The strong return of Korea’s exports was largely due to the continuing growth of the computer chip industry, which saw shipments reach an all-time high thanks to demand from the global market over the expansion of leading technologies including artificial intelligence and big data.
In May, Korea’s computer chip exports grew 44.5 percent year-on-year to $10.9 billion, which is an all-time record. Thanks to the continuing export growth of semiconductors, it now accounts for 21.3 percent of all exported goods from Korea, up from 16.7 percent a year ago.
Another major contributor was petrochemical exports thanks to the rising international crude oil price. Petrochemical exports grew 37.6 percent year-on-year to $3.83 billion.
Dubai crude oil last month was traded at an average of $74.4 per barrel, up 46.7 percent from the $50.7 per barrel a year ago. This helped raise the export unit price by 19.2 percent.
Also in May, imports rose 12.6 percent to $44.25 billion, contributing to a surplus of $6.73 billion.
Korea’s trade has been enjoying a surplus for 76 consecutive months.
However, the sharp increase in May is also in part because it is being compared with the sluggish performance in May 2017. After recording $50.8 billion in April 2017, exports plummeted to $44.9 billion in May 2017, lower than the monthly average of $47.8 billion.
Additionally, there are growing concerns over a trade conflict between the United States and its trading partners over the 25 percent and 10 percent steel and aluminum tariffs that the Donald Trump administration on Thursday decided to impose.
The economies that are affected by the tariffs swiftly responded, with some even promising to retaliate.
Canadian Prime Minister Justin Trudeau called the Trump administration’s decision “unacceptable,” arguing that considering Canada a national threat to the United States is “inconceivable.”
“These tariffs will harm industries and workers on both sides of the Canada-U.S. border and will disrupt supply chains that have made North American steel more competitive across the globe,” Trudeau said.
Canada, which is the largest supplier of steel to the United States, plans to slap tariffs on U.S. goods.
Jean-Claude Juncker, the president of the European Commission, labeled the move as “protectionism” and promised retaliation, while Mexico and France issued similar statements.
Although Korea is not directly affected by the tariffs, as it is one of the countries that has been exempted in exchange for a quota on its steel exports to the United States, the growing tension is expected to affect global trade growth.
In an April report, the World Trade Organization (WTO) estimated that the global trade market will grow 4.4 percent this year.
WTO Director General Roberto Azevedo, however, warned that the progress could be undermined “if governments resort to restrictive trade policies, especially in a tit-for-tat process that could lead to an unmanageable escalation.”

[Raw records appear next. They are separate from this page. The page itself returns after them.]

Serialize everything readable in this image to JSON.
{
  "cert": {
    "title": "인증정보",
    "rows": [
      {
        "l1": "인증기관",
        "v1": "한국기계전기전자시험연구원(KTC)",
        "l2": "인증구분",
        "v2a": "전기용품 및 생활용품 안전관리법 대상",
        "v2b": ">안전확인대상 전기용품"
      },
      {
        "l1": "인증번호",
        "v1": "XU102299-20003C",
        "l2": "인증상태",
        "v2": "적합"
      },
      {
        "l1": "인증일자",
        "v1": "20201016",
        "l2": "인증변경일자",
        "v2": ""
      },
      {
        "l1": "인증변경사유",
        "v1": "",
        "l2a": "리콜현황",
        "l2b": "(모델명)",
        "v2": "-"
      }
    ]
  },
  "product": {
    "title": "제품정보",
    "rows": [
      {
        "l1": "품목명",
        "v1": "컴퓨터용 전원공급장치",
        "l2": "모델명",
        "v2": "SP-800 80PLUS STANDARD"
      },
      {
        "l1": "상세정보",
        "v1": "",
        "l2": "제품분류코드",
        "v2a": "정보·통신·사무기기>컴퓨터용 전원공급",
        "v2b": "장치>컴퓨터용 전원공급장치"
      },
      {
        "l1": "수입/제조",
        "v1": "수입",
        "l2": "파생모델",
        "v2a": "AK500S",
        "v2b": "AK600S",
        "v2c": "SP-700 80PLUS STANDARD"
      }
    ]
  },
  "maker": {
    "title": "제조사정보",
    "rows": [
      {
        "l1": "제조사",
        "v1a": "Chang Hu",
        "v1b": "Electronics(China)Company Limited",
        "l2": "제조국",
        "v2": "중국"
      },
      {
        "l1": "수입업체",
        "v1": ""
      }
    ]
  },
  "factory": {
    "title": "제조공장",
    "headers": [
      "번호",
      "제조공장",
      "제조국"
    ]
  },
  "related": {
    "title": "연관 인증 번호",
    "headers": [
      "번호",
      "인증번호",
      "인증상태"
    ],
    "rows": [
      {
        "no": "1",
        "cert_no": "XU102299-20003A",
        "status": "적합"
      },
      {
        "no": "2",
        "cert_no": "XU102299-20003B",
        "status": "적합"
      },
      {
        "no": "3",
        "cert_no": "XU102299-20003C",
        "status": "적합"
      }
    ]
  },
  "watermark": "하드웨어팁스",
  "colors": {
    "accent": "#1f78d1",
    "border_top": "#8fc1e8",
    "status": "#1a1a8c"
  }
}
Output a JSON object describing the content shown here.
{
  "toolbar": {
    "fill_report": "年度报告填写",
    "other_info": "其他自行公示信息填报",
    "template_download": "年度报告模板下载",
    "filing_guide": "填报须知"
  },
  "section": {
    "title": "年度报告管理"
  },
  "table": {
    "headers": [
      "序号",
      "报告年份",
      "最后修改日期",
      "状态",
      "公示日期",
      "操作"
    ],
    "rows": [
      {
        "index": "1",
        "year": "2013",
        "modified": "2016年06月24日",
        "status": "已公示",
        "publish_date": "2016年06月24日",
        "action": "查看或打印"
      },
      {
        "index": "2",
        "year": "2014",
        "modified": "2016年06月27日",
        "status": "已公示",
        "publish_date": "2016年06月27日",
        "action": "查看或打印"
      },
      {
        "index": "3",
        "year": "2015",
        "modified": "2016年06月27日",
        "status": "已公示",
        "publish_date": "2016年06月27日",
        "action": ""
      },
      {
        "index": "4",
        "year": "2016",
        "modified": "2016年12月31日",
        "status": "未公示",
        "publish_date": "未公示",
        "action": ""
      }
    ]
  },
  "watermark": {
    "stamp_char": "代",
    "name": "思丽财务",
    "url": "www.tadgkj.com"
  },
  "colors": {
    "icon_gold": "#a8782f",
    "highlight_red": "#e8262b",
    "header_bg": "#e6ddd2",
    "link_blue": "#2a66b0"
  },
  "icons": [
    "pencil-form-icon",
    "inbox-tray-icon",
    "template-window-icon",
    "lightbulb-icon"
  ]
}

But the Trump administration may still have more tariffs in the works - the U.S. president recently raised the possibility of increasing tariffs on imported cars, citing protection of its national security.
Korea’s exports to the United States have already dropped 1.9 percent as shipments of automobiles, steel and consumer electronic goods have all shrunk, while exports to China grew.
BY LEE HO-JEONG [email@example.com]